All six stories are self-contained introductions to the creators' works, though "Rose" is a Smith-Vess collaboration rather than a Vess solo piece. (It's a teaser for a prequel miniseries to Bone that Smith will write and Vess will illustrate.) Seeing Smith's creations rendered by someone else is interesting and very appropriate here. Rose is Gran'ma Ben from the current series, shown as a young, red-haired princess being trained to fight.

Vess' work is gorgeous as usual and the use of color seems right for these characters, usually rendered in black and white. (Smith's own two-page short in the collection is the only B&W piece). While there are still great dangers at the time of "Rose," much greater darkness will come in years between this tale and Bone #1. Maybe I'm overanalyzing, but it seems fair that Smith's world would be less vibrant in the aftermath of the fall of Atheia. Only the Red Dragon looks exactly the same, though you can believe that this bold young woman would still be able to drive off a pack of rat creatures and win yearly cow races in her old age.

Thompson's "Tea for Orson" reintroduces characters from Scary Godmother: Bloody Valentine Special. It takes place in the "Fright Side," where Scary Godmother lives and Hannah is a regular visitor. I'm campaigning for a Scary Godmother story for each major holiday.

I've held off writing about Castle Waiting because I can't do it justice. It's a wonderful blend of whimsy, imagination and real consequences all told in Medley's definitive style. "Sweet Temptations" is a story very much on the periphery of Castle Waiting, but in five pages it manages to hint at Medley's ability to surprise and delight.

Crilley's "Gozmaturk" does much the same for Akiko. The only problem is it leaves me aching for color in the monthly series, which is unlikely to happen since Crilley painted this effort. Crilley's drawings always fascinate with his detailed use of shadows and lines to convey a depth most comic-book art can't show, but somehow he manages to lose as little of the latter as possible in adding color.

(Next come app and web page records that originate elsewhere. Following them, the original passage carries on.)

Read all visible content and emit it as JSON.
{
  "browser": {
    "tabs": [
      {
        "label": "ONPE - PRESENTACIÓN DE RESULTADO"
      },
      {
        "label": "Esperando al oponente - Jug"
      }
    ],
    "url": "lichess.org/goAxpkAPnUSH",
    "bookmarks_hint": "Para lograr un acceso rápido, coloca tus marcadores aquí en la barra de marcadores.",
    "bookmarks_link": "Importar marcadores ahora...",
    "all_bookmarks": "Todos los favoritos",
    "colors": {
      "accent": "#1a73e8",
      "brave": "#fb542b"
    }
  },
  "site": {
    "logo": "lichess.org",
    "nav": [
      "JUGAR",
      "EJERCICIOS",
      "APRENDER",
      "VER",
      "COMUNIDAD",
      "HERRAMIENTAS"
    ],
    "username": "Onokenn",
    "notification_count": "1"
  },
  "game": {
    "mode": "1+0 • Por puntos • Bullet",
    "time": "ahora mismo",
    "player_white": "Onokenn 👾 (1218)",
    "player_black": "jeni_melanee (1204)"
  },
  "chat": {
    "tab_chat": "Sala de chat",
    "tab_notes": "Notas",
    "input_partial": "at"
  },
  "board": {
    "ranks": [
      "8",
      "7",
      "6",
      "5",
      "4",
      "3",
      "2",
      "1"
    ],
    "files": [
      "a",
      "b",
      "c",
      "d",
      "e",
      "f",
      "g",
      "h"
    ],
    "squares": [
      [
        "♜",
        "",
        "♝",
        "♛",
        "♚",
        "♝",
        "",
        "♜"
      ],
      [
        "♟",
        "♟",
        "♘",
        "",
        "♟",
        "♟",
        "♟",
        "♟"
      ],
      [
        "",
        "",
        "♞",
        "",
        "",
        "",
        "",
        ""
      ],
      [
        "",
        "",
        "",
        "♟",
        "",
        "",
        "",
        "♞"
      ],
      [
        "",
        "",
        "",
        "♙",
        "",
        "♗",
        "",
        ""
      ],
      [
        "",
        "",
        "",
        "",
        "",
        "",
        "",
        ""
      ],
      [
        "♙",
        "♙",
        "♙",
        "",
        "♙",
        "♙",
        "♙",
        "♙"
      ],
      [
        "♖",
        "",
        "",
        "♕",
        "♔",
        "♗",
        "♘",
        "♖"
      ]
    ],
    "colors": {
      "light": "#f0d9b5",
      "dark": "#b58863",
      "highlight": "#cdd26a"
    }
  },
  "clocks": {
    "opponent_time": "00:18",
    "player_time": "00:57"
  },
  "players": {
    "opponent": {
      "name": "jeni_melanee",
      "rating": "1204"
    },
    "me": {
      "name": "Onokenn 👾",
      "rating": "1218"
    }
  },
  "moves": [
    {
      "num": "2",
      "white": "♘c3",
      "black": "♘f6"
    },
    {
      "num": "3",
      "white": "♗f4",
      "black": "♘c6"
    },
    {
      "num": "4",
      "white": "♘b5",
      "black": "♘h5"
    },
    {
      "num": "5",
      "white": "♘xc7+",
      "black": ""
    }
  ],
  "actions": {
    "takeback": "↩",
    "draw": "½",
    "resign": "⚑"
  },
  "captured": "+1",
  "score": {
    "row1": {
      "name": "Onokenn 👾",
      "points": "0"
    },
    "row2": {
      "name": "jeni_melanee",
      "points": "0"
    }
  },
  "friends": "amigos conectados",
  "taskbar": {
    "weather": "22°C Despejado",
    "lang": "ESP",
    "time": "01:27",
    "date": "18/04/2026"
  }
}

Crilley also managed to add the icons for each of the Trilogy creators into his backgrounds. OK, I recognize Ted the Bug, Poog and a Fright Side creature, but can anyone explain Vess, Medley or Sakai's icons? I don't get it.

In more serious news, The Trilogy Tour II gang will also hold an auction for a serious cause at the San Diego show. On July 18, Karen Shaffer (a.k.a. Mrs. Charles Vess) was in a car accident and broke her neck. She has since had major surgery to repair the vertebrae that snapped out of alignment and her prognosis is very good (there is movement in all her limbs but no control or strength). However, her recovery requires six month to a year in a rehab center, which is very expensive. Complicating matters is the fact that as freelancers, neither Shaffer nor Vess have healthcare, which is why this fund- raiser is being organized.

The items to be auctioned will be displayed at Vess' tree booth starting August 12 until August 15. The exact time and location of the auction on Saturday is still being determined but information will be available in the Trilogy Tour II area. Items being auctioned include: a brand-new, painted-especially- for-Karen's-auction Star Wars painting by Dave Dorman; a Shadow/Rocketeer image penciled by Michael Wm. Kaluta and inked/colored by Dave Stevens; the original manuscript of the novel Good Omens, contributed by Neil Gaiman; a Shadow/Batman full-figure drawing, penciled by Michael Wm. Kaluta and inked/colored by Bernie Wrightson; a Shadow/Margo full-figure image, penciled, inked and colored by Michael Wm. Kaluta; plus items contributed by Matt Wagner, Geof Darrow, Ken Kelly, Scott Dunbier and many more. Other auctions are being held at this weekend's RebelCon and September's DragonCon. Info on the latter will follow in upcoming Stripped columns.

 

Column 1998 Long Island Voice. Trilogy Tour II cover art 1998 Charles Vess. Trilogy Tour II logo 1998 Linda Medley, Stan Sakai, Jeff Smith, Jill Thompson and Charles Vess.